The bank also pointed out a downside risk in Russia and China reducing their bullion purchases. It makes a fair point about Russia, but China still has an overwhelming appetite for gold that we don't see stopping any time soon. Admittedly, as China is estimated by Wells Fargo to be purchasing 40 percent of all the gold that is pulled out of the ground each year, we feel a drop in demand from China would cause oversupply issues and a pull back in price. As a lot of the gold imported is apparently going into the hands of wealthy Chinese, we don't see any reason why this should stop. This is a country which last year overtook the United States as the country with the most billionaires after all, as well as having the largest middle class population in the world estimated to be 109 million adults. For this reason we feel confident Chinese demand will continue for the foreseeable future despite concerns of an economic slowdown there.
Sourced from Bloomberg.
We think that the continued volatility will send gold even higher.
At the moment the only index that seems to be rising is the VIX, also known as the CBOE Volatility Index, which is pictured above. Being a measure of volatility there is a strong correlation between its rise and the rise of gold. When investors get spooked by the unpredictability of volatile markets they invariably flight to gold. With oil prices hitting new lows we only see volatility getting worse in the weeks ahead. Let's not forget also that this week the Chinese markets have been closed. How they react to this week's market events, such as the Nikkei 225 dropping dramatically and the fall in commodities, promises to make financial markets very unstable next week.
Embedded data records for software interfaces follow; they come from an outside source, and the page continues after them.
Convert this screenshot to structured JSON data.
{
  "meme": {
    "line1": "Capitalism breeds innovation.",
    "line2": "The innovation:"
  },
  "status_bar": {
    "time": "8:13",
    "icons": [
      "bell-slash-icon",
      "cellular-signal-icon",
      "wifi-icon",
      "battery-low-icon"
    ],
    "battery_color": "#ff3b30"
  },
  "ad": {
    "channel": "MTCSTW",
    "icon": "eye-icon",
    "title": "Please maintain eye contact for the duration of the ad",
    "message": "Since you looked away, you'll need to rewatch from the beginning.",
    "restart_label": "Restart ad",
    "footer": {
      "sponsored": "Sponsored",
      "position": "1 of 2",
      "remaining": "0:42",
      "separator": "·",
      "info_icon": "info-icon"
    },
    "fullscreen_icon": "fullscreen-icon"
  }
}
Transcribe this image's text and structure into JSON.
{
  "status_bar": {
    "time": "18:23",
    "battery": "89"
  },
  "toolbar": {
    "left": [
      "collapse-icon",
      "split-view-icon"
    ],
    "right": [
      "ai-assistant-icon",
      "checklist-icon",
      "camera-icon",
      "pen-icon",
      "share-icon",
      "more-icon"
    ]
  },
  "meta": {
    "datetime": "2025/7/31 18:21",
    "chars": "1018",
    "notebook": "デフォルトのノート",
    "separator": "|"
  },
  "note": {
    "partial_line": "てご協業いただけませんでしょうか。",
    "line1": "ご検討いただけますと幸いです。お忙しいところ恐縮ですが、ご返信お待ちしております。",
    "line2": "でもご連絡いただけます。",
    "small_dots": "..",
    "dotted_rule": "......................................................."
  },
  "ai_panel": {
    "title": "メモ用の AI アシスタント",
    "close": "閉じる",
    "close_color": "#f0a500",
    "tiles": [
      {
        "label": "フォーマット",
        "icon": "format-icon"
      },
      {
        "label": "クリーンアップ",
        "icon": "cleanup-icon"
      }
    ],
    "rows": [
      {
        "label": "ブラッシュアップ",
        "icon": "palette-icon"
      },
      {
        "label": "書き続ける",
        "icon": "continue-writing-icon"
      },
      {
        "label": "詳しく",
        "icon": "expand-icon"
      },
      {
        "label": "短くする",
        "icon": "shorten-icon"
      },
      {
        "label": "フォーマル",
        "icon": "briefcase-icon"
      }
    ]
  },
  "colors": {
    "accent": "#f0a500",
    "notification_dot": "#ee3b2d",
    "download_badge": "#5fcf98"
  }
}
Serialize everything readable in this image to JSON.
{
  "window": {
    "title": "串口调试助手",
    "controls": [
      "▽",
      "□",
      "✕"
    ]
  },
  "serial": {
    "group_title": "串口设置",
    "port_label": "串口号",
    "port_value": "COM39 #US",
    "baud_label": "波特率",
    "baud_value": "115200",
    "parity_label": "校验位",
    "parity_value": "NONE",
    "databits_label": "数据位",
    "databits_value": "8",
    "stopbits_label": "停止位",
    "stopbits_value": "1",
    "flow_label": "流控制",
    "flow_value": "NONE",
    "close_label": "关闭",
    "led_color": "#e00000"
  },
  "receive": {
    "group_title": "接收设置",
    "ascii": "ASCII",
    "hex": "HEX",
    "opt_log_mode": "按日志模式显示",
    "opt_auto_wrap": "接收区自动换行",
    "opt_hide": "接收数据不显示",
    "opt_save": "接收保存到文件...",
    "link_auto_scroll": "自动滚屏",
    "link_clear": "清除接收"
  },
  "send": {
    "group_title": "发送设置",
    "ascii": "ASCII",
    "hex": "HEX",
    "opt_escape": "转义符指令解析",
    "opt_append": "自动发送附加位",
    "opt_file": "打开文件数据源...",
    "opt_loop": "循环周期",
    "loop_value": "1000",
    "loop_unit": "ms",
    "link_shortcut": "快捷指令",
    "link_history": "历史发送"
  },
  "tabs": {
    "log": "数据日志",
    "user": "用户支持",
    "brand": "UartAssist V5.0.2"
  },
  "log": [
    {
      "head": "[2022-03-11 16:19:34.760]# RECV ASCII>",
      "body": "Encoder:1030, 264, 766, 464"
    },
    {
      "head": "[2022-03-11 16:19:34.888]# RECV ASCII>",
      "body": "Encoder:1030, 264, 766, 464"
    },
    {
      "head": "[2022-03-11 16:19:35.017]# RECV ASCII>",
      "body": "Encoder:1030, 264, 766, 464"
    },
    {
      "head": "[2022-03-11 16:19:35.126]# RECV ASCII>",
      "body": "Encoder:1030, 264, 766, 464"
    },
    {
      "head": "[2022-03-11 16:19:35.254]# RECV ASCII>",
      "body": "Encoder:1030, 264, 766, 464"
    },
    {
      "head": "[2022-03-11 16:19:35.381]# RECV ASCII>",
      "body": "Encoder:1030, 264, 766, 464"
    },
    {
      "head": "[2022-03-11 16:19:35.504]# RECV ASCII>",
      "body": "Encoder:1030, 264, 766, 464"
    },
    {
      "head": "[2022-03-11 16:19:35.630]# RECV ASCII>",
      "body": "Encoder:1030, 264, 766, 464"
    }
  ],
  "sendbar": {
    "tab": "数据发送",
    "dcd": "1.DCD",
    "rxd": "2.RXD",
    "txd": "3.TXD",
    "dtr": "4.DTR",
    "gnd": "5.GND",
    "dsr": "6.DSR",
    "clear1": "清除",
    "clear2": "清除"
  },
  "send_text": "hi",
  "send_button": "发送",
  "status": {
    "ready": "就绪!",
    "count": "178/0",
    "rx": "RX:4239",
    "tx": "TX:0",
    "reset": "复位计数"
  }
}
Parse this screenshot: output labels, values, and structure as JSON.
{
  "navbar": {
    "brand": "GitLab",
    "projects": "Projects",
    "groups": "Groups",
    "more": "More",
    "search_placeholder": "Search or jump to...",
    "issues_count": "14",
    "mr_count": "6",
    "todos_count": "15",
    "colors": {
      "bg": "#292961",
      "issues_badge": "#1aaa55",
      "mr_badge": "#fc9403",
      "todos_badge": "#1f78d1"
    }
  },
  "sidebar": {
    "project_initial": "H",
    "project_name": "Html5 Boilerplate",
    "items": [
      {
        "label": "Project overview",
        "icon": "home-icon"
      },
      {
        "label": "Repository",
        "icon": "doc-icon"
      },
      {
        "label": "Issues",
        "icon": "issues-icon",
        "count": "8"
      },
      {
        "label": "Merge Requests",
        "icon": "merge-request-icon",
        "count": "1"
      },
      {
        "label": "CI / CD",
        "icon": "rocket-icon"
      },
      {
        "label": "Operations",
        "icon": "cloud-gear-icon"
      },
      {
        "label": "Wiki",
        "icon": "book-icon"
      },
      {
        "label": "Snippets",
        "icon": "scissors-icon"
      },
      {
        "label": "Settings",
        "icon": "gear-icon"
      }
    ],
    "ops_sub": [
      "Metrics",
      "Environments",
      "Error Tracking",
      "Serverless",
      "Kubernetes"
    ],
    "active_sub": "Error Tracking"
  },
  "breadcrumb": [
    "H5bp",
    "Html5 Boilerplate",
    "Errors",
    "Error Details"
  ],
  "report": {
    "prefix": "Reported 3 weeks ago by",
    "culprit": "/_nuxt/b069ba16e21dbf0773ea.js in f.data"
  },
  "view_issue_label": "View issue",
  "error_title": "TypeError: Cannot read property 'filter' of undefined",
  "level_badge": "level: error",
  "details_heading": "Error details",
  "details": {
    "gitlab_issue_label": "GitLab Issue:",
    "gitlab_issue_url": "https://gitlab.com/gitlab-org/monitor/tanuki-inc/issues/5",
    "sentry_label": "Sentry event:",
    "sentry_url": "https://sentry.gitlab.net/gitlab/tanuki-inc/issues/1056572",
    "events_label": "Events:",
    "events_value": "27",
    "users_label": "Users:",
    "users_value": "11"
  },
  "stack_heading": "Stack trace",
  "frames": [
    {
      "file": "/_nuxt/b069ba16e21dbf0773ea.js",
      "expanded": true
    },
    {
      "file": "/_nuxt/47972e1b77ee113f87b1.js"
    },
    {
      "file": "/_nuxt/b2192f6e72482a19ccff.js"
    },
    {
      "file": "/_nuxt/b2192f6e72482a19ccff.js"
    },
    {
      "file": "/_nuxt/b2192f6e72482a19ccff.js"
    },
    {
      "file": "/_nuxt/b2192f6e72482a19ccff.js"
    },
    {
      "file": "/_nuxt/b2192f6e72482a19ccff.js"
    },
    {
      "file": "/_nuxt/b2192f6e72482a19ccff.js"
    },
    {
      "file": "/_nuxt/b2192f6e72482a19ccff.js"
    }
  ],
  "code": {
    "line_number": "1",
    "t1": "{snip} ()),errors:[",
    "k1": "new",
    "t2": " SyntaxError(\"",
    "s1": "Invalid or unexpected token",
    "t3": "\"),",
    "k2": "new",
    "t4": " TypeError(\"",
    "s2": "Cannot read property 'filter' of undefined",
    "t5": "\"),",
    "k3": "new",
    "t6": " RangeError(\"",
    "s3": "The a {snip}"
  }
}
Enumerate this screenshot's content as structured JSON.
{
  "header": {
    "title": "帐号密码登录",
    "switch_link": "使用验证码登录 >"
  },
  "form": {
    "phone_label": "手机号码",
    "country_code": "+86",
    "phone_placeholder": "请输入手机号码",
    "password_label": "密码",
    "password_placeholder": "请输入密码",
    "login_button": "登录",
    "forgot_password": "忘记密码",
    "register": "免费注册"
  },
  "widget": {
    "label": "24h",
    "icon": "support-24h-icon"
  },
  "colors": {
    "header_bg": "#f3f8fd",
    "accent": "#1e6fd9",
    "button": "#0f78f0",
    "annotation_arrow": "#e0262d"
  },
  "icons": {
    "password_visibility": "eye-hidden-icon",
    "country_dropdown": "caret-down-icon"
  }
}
We also think that the intense speculation surrounding central banks' next moves will contribute to an increase in volatility. With many of the world's largest central banks teetering on interest rate decisions to counter low inflation, nobody quite knows what is going to happen next. This could lead more and more investors to bullion.
We happily went long on gold at $1,180.
We felt confident enough to open a long position at $1,180 and fully expect gold to rise to $1,400 this year. We doubt it will be as plain sailing to $1,400, as it was from $1,060 to $1,200, but there is certainly a lot of fear in the markets that could propel gold to these heights sooner rather than later. Should gold hit $1,400 it would be a return of approximately 16.5 percent from where gold was trading at the time of writing.
For those that are very bullish on bullion the ProShares Ultra Gold ETF (NYSEARCA:UGL) could be a good option. This ETF doubles the return on your gold investments, but use with caution, it also doubles your losses. As we mentioned above, our target price is approximately 16.5 percent away from the current trading price. Doubling up with UGL would give you a 33 percent return if everything went to plan.
As far as ETFs go our preference is the regular old SPDR Gold Trust ETF (NYSEARCA:GLD). These are volatile financial markets after all, and let's be honest, nobody quite knows what central banks are thinking these days. Some believe the economic uncertainty that the world faces could lead to unconventional moves by many central banks, much like that Bank of Japan's negative rates, so it really can pay to be conservative.
Best of luck with your trades!
Disclosure: I am/we are long GLD.
I wrote this article myself, and it expresses my own opinions. I am not receiving compensation for it (other than from Seeking Alpha). I have no business relationship with any company whose stock is mentioned in this article.